Biography : Azure Hansen is a Physics PhD student in Prof. Nicholas Bigelow’s Cooling & Trapping Group at the University of Rochester. She completed her BS in Physics, with a minor in Optics, at Stony Brook University. As an undergraduate Azure did research on singular optics and BECs at Stony Brook, NIST, and the University of Rochester. After completing her PhD, she hopes to do a post-doc in ultracold atomic physics or quantum optics, and pursue a career in research with an emphasis in science outreach
Tuesday, October 23, 2012, 5:30-6:30pm, GOS-1200
Nick Vamivakas, Institute of Optics, University of Rochester
Quantum Optics with Quantum Dots: Spins & Photons
Abstract Optically active semiconductor quantum dots behave in many ways like an artificial atom. The ease with which they are incorporated into electro-optical devices makes them a promising system for future quantum technologies. In this talk I will present recent advances in the optical control of quantum dot spins as well as the coherent generation of single photons. Finally, I will discuss how we leverage resonant optical spectroscopy to operate the quantum dot as a sensitive probe of its environment.
Biography: Nick Vamivakas studied Electrical Engineering at Boston University and received his PhD degree in 2007. Following his PhD, he was a post-doc from 2007-2011 in the Cavendish Laboratory at the University of Cambridge. Nick joined the Institute of Optics in 2011 and currently is an Assistant Professor.
Some Optics-Related Programs Across RIT
Imaging Science B.S., M.S. Ph.D. www.cis.rit.edu/
Color Science M.S., Ph.D. www.cis.rit.edu/mcsl/
Physics B.S. www.rit.edu/cos/physics/

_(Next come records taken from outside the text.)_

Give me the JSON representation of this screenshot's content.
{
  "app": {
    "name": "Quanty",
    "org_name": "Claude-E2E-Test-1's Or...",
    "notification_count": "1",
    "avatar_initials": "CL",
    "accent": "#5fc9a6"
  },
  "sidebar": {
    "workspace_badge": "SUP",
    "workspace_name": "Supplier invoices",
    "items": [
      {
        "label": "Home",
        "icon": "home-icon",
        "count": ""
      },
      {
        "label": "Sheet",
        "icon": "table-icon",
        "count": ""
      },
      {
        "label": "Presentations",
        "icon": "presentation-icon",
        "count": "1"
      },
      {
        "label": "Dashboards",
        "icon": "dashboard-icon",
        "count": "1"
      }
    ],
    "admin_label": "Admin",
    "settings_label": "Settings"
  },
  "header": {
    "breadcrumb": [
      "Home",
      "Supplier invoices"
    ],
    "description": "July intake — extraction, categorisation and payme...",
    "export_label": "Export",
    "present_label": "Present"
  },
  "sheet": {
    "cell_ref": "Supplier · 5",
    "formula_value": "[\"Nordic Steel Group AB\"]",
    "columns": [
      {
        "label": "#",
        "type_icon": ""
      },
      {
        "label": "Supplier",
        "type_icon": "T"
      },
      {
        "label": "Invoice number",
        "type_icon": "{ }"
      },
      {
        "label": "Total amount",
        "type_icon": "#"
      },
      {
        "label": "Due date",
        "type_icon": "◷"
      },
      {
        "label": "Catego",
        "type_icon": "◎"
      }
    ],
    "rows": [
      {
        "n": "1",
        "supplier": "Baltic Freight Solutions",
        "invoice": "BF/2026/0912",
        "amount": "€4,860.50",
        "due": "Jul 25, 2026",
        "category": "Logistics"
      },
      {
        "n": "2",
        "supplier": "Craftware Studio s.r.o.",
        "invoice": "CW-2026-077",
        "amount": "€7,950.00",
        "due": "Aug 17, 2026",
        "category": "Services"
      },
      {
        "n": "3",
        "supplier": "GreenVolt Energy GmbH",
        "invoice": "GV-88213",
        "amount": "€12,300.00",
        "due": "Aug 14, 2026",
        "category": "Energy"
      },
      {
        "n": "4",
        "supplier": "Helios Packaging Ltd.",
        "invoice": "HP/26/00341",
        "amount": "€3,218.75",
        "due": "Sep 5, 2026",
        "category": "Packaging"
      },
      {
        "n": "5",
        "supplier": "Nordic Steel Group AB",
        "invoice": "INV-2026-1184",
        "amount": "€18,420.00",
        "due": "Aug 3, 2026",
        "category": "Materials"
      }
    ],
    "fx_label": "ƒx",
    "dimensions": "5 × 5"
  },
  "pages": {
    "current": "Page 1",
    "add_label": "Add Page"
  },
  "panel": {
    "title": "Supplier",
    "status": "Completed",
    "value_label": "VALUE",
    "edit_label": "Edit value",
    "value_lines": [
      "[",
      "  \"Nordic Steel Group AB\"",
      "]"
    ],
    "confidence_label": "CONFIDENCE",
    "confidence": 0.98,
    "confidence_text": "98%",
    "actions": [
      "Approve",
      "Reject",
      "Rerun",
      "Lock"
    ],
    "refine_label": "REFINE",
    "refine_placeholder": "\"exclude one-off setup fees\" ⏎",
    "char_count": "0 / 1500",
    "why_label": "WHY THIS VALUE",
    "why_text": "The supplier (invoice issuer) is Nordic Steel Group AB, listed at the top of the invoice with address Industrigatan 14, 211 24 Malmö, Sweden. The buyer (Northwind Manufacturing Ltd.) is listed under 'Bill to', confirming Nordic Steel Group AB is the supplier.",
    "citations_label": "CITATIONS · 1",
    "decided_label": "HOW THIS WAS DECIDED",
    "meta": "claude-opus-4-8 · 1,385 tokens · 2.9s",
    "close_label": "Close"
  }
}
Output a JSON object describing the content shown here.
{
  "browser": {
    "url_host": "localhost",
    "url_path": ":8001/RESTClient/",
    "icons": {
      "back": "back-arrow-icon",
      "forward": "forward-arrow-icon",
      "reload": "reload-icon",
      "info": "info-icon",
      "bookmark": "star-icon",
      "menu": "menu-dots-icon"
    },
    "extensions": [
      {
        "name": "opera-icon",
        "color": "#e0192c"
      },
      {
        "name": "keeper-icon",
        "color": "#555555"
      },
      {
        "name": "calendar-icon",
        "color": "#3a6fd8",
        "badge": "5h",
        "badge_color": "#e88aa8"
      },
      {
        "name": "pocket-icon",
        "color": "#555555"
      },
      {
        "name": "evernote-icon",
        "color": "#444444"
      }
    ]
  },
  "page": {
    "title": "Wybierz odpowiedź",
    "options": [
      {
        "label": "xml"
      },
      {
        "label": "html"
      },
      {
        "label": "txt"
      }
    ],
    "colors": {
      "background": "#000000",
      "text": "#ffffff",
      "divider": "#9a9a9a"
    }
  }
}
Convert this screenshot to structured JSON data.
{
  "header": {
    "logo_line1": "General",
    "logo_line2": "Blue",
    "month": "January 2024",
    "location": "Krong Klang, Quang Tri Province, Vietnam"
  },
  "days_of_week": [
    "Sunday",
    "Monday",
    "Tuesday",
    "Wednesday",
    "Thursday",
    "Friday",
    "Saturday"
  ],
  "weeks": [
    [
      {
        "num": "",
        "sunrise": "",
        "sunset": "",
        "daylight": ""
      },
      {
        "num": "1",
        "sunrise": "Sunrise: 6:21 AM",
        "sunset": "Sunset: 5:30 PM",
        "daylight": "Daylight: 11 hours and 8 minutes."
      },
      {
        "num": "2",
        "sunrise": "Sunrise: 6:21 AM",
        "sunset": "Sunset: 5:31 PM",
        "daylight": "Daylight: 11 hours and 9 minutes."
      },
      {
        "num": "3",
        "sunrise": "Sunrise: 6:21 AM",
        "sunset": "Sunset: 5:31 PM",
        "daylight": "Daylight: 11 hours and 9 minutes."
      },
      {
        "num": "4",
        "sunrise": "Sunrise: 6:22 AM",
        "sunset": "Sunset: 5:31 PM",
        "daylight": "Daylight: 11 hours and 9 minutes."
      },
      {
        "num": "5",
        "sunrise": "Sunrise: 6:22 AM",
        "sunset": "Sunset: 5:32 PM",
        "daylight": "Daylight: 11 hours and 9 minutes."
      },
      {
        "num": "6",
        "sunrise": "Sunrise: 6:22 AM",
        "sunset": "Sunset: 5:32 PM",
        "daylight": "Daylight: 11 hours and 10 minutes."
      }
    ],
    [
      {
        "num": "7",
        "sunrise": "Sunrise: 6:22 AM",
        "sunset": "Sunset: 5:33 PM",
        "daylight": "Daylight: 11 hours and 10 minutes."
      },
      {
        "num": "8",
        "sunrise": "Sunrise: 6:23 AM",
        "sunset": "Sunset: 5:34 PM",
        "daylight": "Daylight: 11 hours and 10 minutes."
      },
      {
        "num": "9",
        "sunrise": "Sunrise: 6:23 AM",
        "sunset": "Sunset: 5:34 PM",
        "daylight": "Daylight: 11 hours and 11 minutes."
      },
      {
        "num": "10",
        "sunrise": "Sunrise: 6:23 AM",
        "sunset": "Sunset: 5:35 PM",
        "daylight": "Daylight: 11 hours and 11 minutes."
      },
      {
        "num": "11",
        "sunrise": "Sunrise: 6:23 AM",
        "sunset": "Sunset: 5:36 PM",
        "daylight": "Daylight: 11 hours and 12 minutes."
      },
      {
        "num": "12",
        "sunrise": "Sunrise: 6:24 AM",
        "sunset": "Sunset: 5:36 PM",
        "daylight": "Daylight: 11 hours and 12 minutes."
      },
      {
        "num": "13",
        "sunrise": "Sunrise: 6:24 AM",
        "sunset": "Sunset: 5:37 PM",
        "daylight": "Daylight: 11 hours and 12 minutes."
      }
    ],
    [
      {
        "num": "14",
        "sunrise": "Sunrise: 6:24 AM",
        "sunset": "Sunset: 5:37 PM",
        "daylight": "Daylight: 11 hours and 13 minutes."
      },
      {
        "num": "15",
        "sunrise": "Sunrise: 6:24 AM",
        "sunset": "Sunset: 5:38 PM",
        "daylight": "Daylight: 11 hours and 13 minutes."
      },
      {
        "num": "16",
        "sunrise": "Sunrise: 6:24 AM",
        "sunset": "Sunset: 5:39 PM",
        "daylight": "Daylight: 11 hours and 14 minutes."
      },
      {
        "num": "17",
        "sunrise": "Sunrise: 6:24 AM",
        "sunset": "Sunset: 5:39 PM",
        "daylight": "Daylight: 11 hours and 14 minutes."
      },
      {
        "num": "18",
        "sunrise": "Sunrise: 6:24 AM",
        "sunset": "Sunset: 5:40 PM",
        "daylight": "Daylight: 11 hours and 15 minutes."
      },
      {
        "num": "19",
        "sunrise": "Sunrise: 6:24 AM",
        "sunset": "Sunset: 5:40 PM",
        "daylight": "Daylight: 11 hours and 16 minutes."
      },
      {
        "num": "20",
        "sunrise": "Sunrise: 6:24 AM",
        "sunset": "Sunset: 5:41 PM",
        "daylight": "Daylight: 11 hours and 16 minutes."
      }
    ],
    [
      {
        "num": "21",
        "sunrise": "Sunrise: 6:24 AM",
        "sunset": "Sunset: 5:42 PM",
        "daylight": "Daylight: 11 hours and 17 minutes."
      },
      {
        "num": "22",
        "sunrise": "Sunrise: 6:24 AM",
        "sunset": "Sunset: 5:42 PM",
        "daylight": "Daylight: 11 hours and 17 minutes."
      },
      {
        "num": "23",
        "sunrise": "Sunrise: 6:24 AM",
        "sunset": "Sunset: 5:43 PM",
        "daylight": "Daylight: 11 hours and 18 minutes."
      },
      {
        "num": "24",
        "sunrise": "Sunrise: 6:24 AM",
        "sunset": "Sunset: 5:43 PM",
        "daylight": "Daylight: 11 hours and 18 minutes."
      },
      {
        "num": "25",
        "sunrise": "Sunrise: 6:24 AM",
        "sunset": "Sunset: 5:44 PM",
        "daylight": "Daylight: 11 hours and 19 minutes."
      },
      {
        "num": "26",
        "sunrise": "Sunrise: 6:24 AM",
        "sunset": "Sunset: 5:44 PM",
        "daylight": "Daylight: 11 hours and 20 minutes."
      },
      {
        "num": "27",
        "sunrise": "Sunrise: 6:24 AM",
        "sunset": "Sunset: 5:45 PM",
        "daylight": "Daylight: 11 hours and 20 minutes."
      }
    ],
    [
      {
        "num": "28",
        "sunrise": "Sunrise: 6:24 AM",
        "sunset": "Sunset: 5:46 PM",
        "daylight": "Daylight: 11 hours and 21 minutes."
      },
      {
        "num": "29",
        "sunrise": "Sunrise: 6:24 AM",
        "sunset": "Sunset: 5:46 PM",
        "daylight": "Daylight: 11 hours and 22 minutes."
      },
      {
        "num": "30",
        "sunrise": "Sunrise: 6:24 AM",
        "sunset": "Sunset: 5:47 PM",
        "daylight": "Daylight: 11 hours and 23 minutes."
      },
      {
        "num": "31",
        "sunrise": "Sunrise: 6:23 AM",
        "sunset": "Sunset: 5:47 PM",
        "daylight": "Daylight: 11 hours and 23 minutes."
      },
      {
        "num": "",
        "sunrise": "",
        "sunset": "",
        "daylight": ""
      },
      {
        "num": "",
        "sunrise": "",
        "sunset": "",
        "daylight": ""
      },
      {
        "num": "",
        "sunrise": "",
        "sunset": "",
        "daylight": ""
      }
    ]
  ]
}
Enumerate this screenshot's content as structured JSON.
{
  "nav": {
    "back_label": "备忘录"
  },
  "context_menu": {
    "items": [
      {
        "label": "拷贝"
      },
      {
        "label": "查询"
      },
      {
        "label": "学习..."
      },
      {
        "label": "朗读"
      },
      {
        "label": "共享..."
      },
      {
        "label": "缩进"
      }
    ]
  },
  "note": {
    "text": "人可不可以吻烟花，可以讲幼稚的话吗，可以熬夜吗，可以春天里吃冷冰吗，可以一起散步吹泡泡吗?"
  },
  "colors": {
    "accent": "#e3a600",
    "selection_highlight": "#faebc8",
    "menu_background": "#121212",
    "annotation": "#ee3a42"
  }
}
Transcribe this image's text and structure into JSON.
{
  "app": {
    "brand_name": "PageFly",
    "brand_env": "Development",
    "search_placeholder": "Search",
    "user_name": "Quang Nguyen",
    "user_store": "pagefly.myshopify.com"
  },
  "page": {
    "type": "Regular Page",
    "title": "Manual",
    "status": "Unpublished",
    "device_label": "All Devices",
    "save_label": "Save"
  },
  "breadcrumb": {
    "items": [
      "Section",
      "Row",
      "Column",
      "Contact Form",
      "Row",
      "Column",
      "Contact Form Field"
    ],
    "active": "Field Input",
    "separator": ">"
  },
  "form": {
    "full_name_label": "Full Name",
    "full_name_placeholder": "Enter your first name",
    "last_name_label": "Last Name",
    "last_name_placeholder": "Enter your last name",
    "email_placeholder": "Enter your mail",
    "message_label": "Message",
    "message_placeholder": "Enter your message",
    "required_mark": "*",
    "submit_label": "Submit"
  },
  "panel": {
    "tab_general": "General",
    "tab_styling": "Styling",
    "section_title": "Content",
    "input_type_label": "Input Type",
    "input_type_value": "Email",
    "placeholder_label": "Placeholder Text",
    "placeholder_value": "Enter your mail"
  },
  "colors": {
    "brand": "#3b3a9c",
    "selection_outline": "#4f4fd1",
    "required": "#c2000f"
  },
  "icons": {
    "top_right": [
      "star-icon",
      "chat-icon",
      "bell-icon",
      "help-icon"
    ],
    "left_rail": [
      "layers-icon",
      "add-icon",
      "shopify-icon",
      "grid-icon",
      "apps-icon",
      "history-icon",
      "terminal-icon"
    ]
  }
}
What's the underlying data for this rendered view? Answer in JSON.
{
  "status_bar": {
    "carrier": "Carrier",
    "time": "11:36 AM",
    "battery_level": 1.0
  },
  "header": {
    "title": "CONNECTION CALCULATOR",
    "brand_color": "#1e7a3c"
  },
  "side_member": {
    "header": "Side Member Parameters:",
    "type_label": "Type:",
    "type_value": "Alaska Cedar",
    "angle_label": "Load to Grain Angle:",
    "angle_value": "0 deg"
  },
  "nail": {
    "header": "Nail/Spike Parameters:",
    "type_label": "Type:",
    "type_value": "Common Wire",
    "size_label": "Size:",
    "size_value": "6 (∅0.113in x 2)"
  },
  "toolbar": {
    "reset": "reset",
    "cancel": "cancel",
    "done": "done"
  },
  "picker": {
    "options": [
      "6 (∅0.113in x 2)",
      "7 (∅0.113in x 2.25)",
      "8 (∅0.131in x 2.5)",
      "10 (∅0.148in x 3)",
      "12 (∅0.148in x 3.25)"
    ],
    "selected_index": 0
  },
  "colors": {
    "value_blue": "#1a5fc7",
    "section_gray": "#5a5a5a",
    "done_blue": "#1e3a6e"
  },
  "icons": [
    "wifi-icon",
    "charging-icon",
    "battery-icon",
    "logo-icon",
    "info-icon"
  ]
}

Astrophysical Science & Technology M.S., Ph.D. www.rit.edu/cos/astrophysics/
Materials Science & Engineering M.S. www.rit.edu/cos/cmse/
Microelectronics Engineering M.S. www.rit.edu/kgcoe/eme/
Microsystems, Ph.D. www.rit.edu/kgcoe/grad/phd.htm
Imaging & Photographic Technology B.S.
Motion Picture Science B.S. (formerly Digital Cinema)
Biomedical Photographic Communications B.S. http://biomed.rit.edu/
Obtaining spatial information from an extremely unresolved source
Prof. Grover Swartzlander published in the prestigious journal Optics Letters. Read more>>>
Sub-Rayleigh optical vortex coronagraphy
The paper appears in the rapid open access publication, Optics Express. Read more>>>
Quantum Optics Gives RITâs Physics Program a Big Edge
Course takes students on strange ride through quantum physics Read more >>>
Past Photons After Dark seminars
Optical Signal Processing with Integrated TechnologiesRead more>>>
Dr. Donald B. Adams, Microsystems Engineering, Rochester Institute of Technology
Modern X-ray Science Read more>>>
Professor Michael S. Pierce, Department of Physics, Rochester Institute of Technology
- Reduced Power Consumption Optical Signal Processing
Prashant Baveja, Institute of Optics, University of Rochester Read more>>>
- Photodynamic therapy:light and molecules come together to fight cancer
Soumya Mitra, University of Rochester Medical Center Read more>>>
- Flying the Heavens on a Beam of Light Read more>>>
Professor Grover A. Swartzlander, Jr., Center for Imaging Science & Department of Physics
Rochester Institute of Technology